** Opening Entries provided block **

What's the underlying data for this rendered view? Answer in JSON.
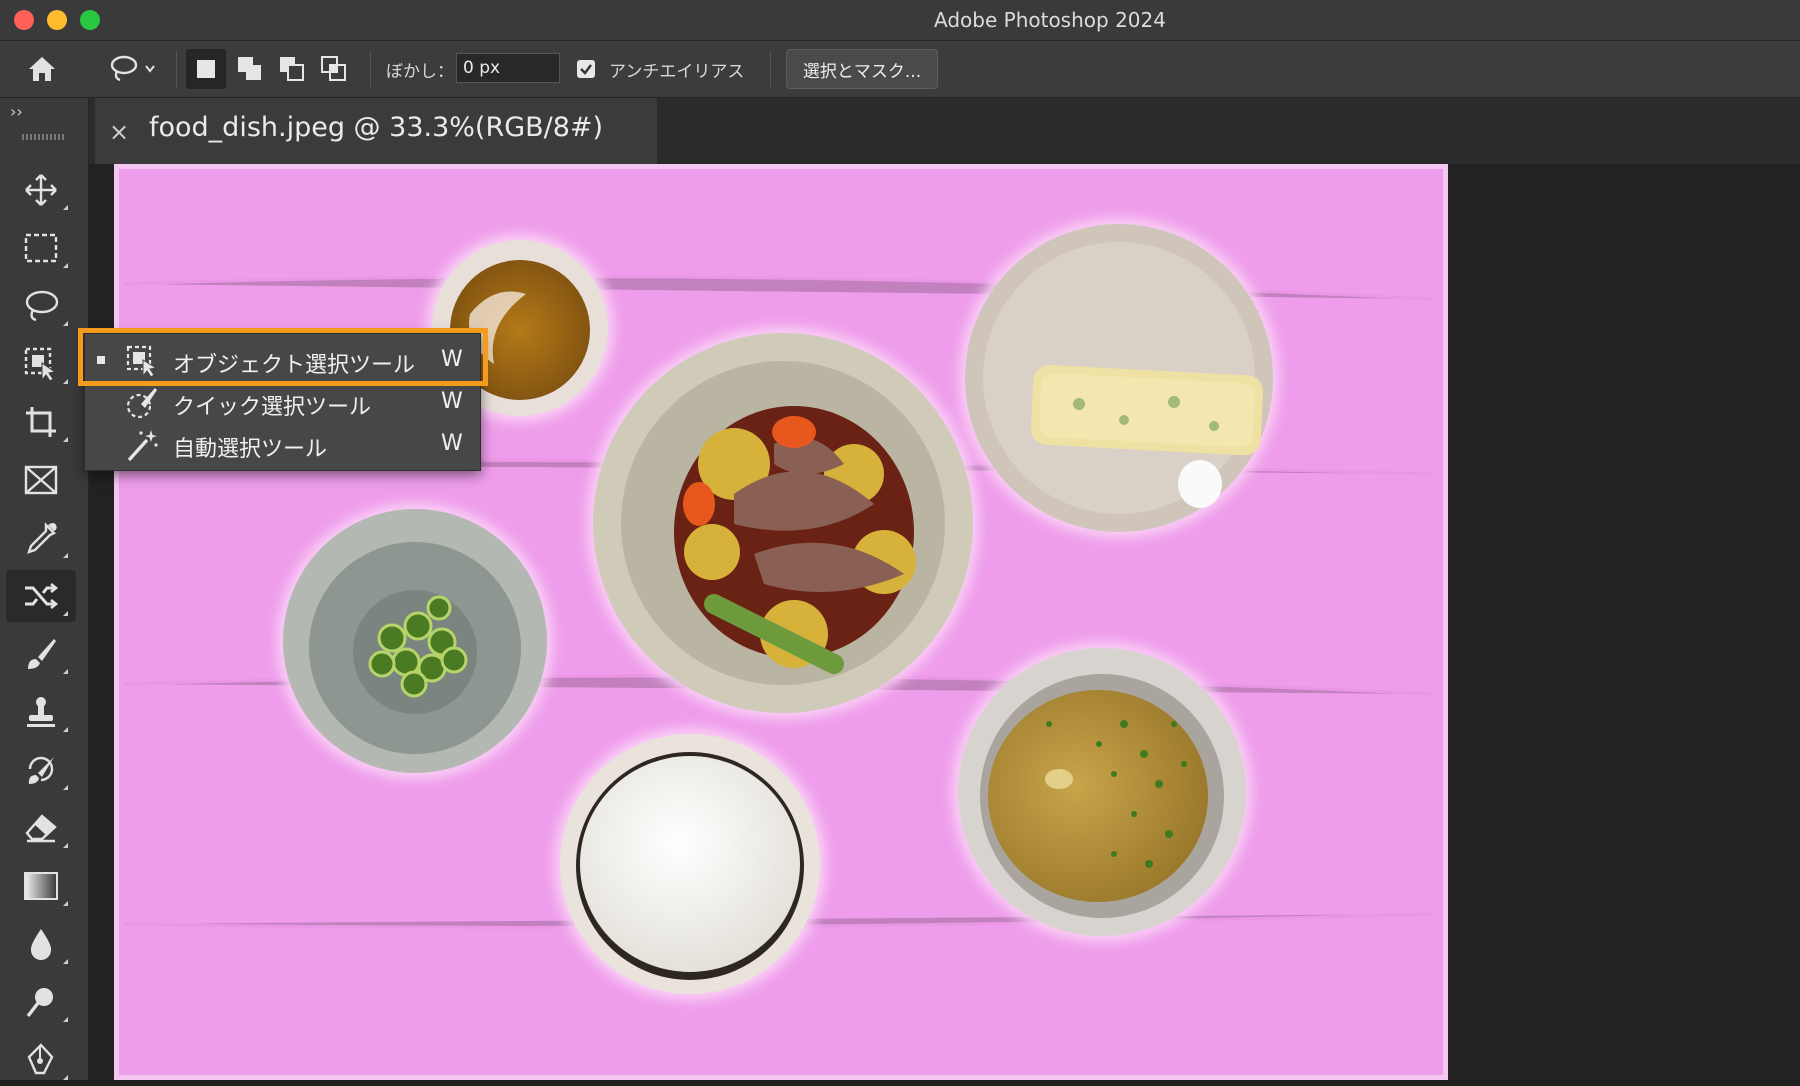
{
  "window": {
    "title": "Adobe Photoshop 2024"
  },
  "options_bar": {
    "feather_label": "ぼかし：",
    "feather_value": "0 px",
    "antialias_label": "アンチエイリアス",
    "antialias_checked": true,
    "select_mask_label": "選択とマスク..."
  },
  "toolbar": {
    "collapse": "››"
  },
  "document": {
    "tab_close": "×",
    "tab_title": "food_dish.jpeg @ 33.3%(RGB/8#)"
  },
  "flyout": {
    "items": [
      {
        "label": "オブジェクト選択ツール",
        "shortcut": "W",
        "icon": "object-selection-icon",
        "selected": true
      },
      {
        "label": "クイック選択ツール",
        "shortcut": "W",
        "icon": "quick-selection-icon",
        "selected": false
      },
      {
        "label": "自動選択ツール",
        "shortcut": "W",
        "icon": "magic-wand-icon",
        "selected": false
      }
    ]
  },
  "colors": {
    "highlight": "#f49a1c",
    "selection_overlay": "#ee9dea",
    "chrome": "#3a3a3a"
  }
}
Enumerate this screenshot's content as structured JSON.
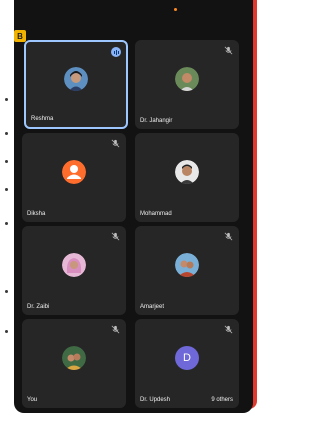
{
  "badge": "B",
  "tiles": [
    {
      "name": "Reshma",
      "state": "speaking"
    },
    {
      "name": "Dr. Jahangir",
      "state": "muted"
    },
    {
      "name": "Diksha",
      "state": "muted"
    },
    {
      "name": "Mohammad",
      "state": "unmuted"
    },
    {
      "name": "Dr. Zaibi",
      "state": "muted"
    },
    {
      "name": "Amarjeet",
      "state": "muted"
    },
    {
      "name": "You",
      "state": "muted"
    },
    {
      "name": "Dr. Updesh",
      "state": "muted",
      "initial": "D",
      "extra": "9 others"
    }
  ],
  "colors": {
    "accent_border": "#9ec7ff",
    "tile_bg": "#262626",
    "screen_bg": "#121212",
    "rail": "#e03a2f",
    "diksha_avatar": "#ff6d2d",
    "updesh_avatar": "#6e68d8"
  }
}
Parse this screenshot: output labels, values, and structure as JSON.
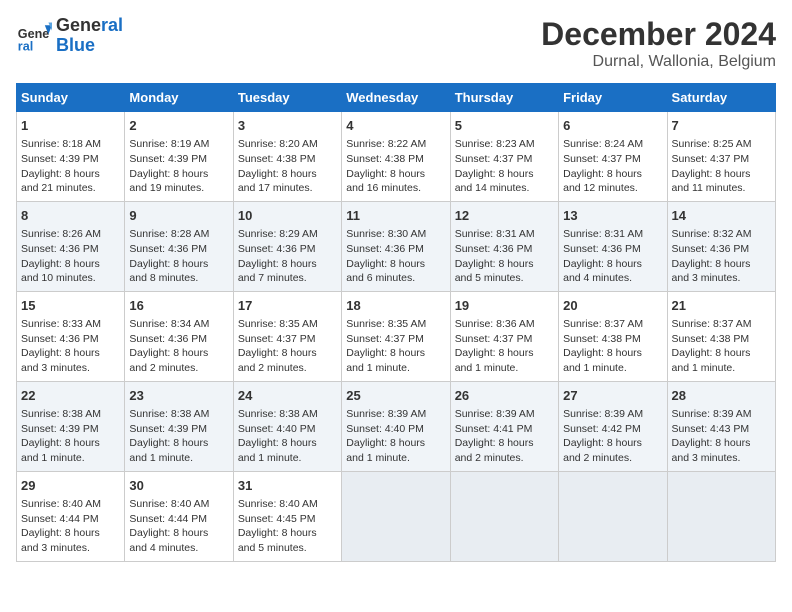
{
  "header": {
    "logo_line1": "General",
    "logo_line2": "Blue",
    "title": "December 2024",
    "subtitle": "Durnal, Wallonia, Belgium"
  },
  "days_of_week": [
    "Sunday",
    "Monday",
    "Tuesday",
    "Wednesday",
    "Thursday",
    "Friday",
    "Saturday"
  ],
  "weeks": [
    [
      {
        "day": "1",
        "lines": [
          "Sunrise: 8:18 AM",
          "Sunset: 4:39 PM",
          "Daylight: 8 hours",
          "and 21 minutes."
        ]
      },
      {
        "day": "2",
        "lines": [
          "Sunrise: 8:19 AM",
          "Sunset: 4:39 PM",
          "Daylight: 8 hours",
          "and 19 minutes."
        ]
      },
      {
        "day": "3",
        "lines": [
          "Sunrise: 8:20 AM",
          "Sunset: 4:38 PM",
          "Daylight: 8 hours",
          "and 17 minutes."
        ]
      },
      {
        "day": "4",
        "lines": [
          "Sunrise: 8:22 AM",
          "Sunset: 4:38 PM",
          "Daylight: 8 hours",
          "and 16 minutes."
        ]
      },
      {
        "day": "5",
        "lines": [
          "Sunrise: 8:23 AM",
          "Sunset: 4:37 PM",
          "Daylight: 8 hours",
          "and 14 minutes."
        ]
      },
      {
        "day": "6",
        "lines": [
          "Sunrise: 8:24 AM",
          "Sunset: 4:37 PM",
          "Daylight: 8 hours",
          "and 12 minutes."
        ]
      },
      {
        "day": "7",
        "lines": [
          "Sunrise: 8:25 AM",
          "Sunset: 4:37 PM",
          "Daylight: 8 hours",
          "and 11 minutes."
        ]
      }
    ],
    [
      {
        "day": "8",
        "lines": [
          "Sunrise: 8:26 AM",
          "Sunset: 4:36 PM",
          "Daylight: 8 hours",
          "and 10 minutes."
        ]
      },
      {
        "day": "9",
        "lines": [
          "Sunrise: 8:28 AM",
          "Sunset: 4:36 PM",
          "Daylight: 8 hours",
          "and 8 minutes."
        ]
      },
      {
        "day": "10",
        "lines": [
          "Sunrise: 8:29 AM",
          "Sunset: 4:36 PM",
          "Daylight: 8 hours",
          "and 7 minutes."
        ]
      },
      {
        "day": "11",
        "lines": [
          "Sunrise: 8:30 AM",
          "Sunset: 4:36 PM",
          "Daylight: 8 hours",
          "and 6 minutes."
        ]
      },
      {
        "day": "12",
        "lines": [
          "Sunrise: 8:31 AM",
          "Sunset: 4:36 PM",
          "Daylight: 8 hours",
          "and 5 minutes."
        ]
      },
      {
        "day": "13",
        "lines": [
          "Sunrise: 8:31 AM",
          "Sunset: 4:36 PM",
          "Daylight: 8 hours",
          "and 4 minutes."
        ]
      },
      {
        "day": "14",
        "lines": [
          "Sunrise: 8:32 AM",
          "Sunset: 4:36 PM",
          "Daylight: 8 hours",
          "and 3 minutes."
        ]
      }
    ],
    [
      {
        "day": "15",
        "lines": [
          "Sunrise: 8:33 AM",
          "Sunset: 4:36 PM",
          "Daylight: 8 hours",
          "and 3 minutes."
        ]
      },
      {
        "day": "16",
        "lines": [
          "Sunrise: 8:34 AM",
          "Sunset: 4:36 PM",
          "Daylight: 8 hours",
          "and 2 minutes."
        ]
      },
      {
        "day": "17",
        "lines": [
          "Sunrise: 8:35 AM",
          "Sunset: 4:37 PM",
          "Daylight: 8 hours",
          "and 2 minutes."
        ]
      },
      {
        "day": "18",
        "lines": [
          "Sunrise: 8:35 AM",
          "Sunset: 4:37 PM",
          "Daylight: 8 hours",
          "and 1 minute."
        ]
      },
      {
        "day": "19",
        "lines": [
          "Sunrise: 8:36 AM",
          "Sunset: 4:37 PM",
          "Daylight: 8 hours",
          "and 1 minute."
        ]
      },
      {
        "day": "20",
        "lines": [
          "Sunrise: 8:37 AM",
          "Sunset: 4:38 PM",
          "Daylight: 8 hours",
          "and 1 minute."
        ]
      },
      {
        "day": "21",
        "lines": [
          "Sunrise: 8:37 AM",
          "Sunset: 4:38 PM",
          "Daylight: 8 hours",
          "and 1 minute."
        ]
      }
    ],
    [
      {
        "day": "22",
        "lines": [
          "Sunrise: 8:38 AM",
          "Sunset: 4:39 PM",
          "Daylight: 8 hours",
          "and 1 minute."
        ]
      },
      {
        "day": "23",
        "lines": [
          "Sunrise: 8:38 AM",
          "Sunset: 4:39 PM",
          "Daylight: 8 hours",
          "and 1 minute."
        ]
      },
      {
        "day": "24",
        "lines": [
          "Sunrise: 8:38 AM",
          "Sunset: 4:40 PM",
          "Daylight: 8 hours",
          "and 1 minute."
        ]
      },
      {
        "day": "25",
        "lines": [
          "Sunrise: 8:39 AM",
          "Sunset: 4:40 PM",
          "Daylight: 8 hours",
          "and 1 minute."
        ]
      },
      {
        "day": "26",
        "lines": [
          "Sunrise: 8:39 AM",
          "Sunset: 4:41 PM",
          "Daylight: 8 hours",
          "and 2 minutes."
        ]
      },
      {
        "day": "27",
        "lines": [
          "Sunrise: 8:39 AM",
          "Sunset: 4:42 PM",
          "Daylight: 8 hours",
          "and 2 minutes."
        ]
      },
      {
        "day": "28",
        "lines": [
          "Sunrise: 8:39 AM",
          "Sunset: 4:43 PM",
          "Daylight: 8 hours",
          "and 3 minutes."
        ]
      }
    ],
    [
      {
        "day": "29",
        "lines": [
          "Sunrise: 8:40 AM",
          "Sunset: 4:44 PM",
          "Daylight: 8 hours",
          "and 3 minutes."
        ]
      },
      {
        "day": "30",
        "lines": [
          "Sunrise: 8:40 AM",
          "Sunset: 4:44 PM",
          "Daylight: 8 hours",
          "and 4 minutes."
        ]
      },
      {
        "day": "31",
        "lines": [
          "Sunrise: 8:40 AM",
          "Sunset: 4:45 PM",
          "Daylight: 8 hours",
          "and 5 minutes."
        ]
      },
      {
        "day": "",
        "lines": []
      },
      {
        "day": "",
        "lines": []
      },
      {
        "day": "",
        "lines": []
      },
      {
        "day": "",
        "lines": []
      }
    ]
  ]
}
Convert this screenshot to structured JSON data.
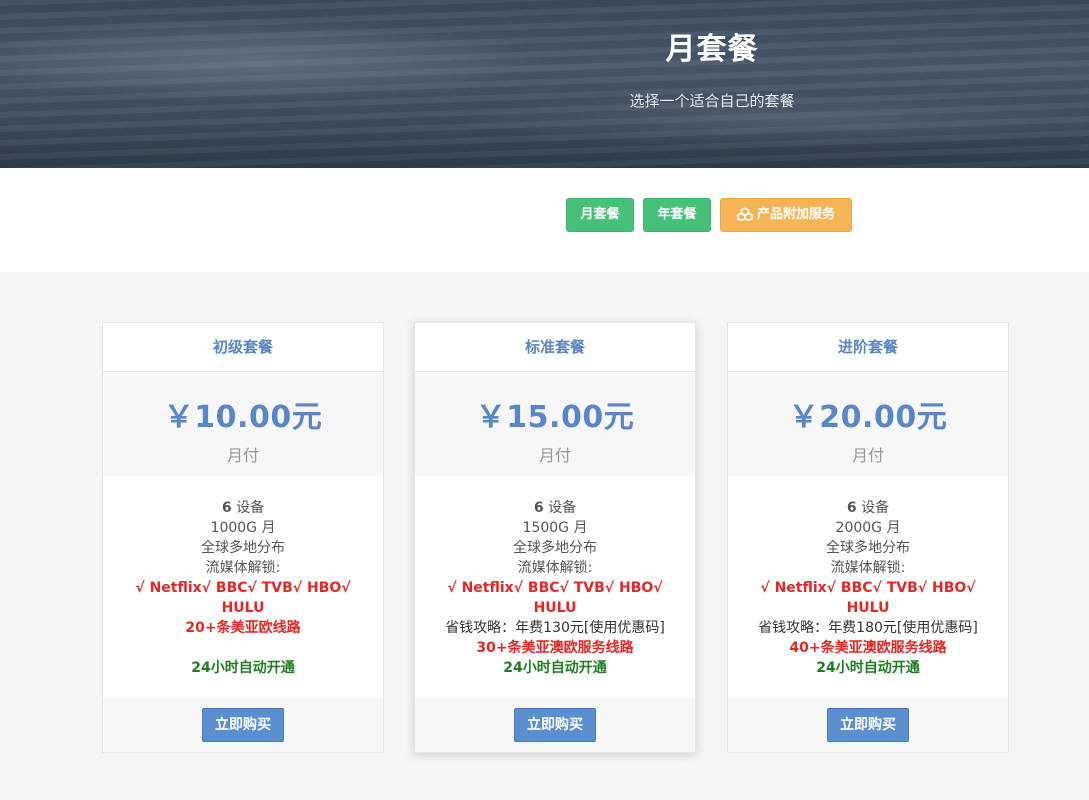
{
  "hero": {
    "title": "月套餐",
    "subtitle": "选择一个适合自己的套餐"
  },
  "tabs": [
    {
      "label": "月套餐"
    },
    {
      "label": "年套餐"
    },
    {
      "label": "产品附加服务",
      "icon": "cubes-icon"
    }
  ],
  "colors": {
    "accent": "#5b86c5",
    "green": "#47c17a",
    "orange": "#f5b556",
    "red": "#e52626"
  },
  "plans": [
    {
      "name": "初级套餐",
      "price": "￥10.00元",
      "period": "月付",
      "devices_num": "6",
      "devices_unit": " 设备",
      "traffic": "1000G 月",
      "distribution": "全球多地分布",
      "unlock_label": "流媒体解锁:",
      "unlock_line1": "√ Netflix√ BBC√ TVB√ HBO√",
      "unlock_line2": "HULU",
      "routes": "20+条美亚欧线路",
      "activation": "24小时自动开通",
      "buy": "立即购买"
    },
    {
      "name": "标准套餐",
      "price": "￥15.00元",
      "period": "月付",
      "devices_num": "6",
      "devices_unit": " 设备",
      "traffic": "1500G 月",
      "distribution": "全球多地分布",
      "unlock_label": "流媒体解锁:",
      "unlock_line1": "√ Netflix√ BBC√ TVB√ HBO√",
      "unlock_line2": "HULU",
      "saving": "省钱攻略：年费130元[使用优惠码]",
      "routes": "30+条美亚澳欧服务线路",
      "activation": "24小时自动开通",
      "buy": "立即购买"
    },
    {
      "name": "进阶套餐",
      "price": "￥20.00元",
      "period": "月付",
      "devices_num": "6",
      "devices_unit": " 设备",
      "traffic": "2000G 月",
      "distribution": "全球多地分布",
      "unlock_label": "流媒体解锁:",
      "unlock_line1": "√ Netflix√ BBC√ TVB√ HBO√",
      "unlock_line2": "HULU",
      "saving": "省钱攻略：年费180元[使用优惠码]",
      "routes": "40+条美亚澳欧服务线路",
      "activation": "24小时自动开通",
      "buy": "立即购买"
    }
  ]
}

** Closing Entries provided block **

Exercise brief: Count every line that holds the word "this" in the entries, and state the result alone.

Written solution: 4